### Exercise prompt:
Each line in the records below that has the word "heading" should be copied.

((

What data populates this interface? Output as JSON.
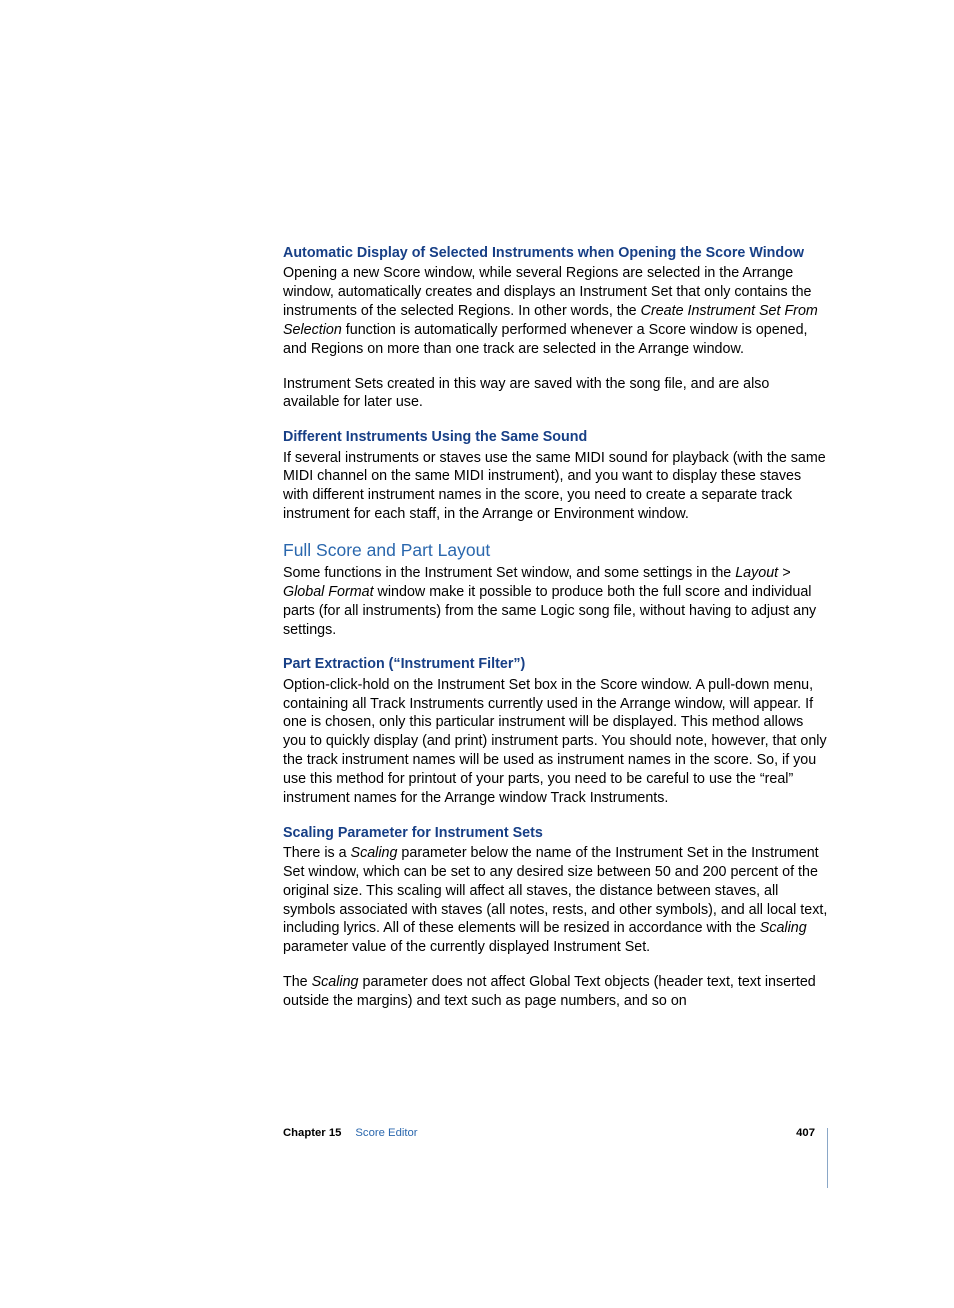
{
  "sections": {
    "autoDisplay": {
      "heading": "Automatic Display of Selected Instruments when Opening the Score Window",
      "p1a": "Opening a new Score window, while several Regions are selected in the Arrange window, automatically creates and displays an Instrument Set that only contains the instruments of the selected Regions. In other words, the ",
      "p1_em": "Create Instrument Set From Selection",
      "p1b": " function is automatically performed whenever a Score window is opened, and Regions on more than one track are selected in the Arrange window.",
      "p2": "Instrument Sets created in this way are saved with the song file, and are also available for later use."
    },
    "diffInstruments": {
      "heading": "Different Instruments Using the Same Sound",
      "p1": "If several instruments or staves use the same MIDI sound for playback (with the same MIDI channel on the same MIDI instrument), and you want to display these staves with different instrument names in the score, you need to create a separate track instrument for each staff, in the Arrange or Environment window."
    },
    "fullScore": {
      "title": "Full Score and Part Layout",
      "p1a": "Some functions in the Instrument Set window, and some settings in the ",
      "p1_em": "Layout > Global Format",
      "p1b": " window make it possible to produce both the full score and individual parts (for all instruments) from the same Logic song file, without having to adjust any settings."
    },
    "partExtraction": {
      "heading": "Part Extraction (“Instrument Filter”)",
      "p1": "Option-click-hold on the Instrument Set box in the Score window. A pull-down menu, containing all Track Instruments currently used in the Arrange window, will appear. If one is chosen, only this particular instrument will be displayed. This method allows you to quickly display (and print) instrument parts. You should note, however, that only the track instrument names will be used as instrument names in the score. So, if you use this method for printout of your parts, you need to be careful to use the “real” instrument names for the Arrange window Track Instruments."
    },
    "scaling": {
      "heading": "Scaling Parameter for Instrument Sets",
      "p1a": "There is a ",
      "p1_em1": "Scaling",
      "p1b": " parameter below the name of the Instrument Set in the Instrument Set window, which can be set to any desired size between 50 and 200 percent of the original size. This scaling will affect all staves, the distance between staves, all symbols associated with staves (all notes, rests, and other symbols), and all local text, including lyrics. All of these elements will be resized in accordance with the ",
      "p1_em2": "Scaling",
      "p1c": " parameter value of the currently displayed Instrument Set.",
      "p2a": "The ",
      "p2_em": "Scaling",
      "p2b": " parameter does not affect Global Text objects (header text, text inserted outside the margins) and text such as page numbers, and so on"
    }
  },
  "footer": {
    "chapterLabel": "Chapter 15",
    "chapterTitle": "Score Editor",
    "pageNumber": "407"
  }
}
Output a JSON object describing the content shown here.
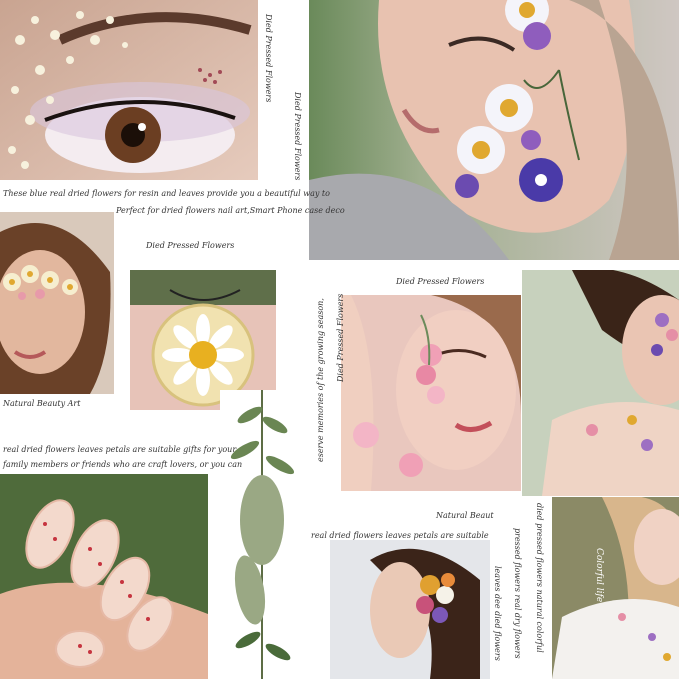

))

### Response to the task:
      "heading": "Automatic Display of Selected Instruments when Opening the Score Window",
      "heading": "Different Instruments Using the Same Sound",
      "heading": "Part Extraction (“Instrument Filter”)",
      "heading": "Scaling Parameter for Instrument Sets",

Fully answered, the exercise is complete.